Over time I have had the pleasure of driving several of the current range of Volvo cars. They have all been uniformly excellent for most needs, as you would expect from this company, but if you really like to drive – if you really, really like to drive – then the driving dynamics might come as a slight disappointment. These cars are built for comfort and safety, not an engaging drive; until now that is.
Developed by Volvo’s racing and performance division, the V60 Polestar addresses those illicit driver urges with gusto. The estate has evolved from the racing heritage of the World Touring Car Championship Polestar to give owners a real bang for their euro-buck.
The supplied supplementary Polestar specific handbook sonorously warns that the Drive Mode is for the road and the full-fat Sport Mode is for the track. From the outset though our enthusiastic driver is going to push the gear lever into Sport, initiate Launch Control (yes really), reach for the paddles and light up the tarmac.
There’s always a downside. The dash was recording an average fuel consumption of a meagre 20.2mpg. Volvo reckon that 27.7mpg should be possible but I believe that would take some seriously discreet driving, in which case why not buy the regular V60 instead? With a car this powerful you might as well accept the inevitable.
The Volvo V60 Polestar is clearly a versatile car for all reasons thanks to the roomy cabin and boot. There’s no point in talking in-depth about the exterior, you can see it for yourself. It’s the standard car but with subtle embellishments of splitters, spoilers and diffusers plus a discreet Polestar badge. Those items and the two big pipes sticking out the back are the giveaways that suggest this car has a dual purpose.
Inside the Volvo, it is the same story. The high-quality V60 interior is pretty much common to the whole range from the Swedish manufacturer only now in this case it is kitted out with superb charcoal leather Polestar-specific seats, pale blue stitching and other understated touches. There was also a small sunroof. Despite the priority sporting attributes all who rode in it pronounced it comfortable – given the firm, sporting suspension – and the boot was ample for all our needs with an optional space-saver spare tucked under the floor.
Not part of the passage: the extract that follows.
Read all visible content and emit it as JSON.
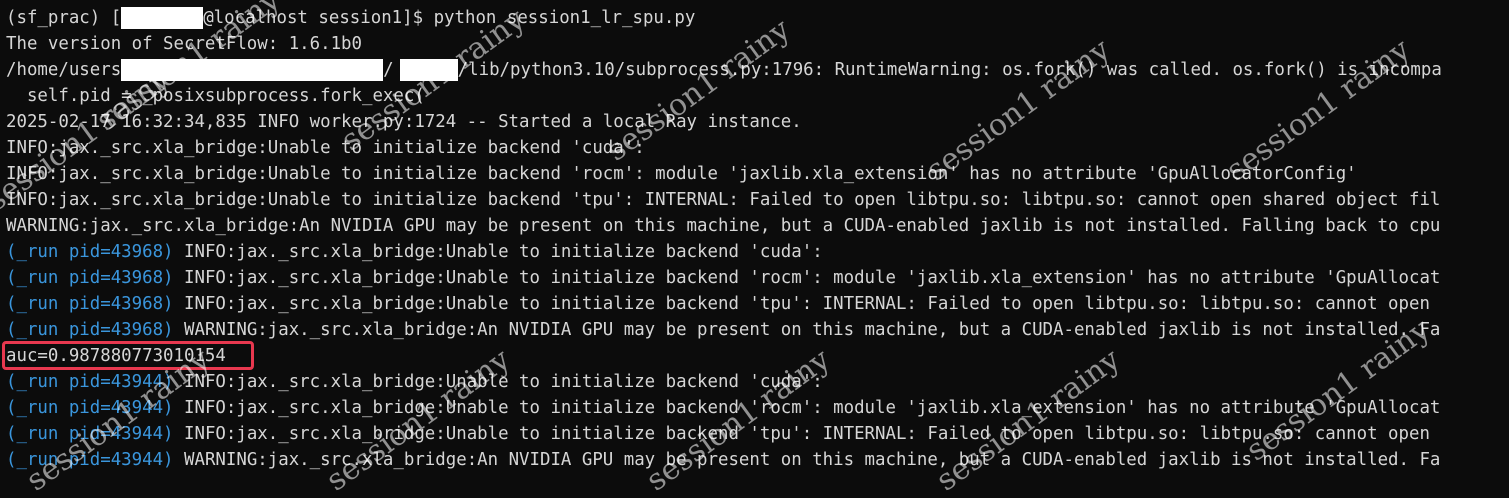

Power is derived from a tuned 3.0L turbocharged transverse straight six generating a stonking 350bhp and 369lb/ft of torque. This propels the car up to 62mph in a scant 4.9 seconds but achieves this without any drama at all yet is accompanied by one of the best soundtracks around. Polestar haven’t stopped there though. Handling is courtesy of an Öhlins shock absorber system and other performance improvements all of which are brought to a swift halt by some big, beefy Brembo brakes and glued to the road by a Haldex 4×4 system and Michelin Pilot Super Sport rubber.
Unfortunately the six-speed auto ‘box is a bit of a disappointment; its upshifts are slow and the whole thing just isn’t crisp enough overall. Not enough of an issue though to change grin to grimace. Credit must be given to the paddles which are small and perfectly placed with a nice comfortable feel.
This being a Volvo, all the safety equipment (and there’s a lot of it) is on board as usual. To give you an idea of the attention to detail let me tell you about speed warnings. The speed limit at any given time is shown on the central dial, which is handy but Volvo don’t stop there. It is also indicated by a small pointer above the appropriate numeral plus the dial indicator is partially spotlighted (not in Performance Mode) for clarity.
Some of the safety kit can be a bit irritating, it must be said. For example the ‘lane departure’ warning sounds every time you cross a lane marking line – unless you indicate. What’s worse is that it quietens the brilliant Harmon Kardon sound system to ensure you heard it. The trouble is, one cannot be critical because, when the family is on board in today’s challenging road conditions, this is all good, welcome stuff. It might be a bit nannying but one day you could well be thanking Volvo for their expertise.
In full performance mode this big heavy car gets up the road like a scalded cat late for a hot date. At all times I never felt that control was running away from me. It is a poised drive, even on twisting B-roads. Slow things down and you’ve got, as mentioned, a versatile family car that is safe, secure yet has that extra something that keen drivers want and need. All you need is the desire to drive and the requisite £50,000. Well, there’s always a downside.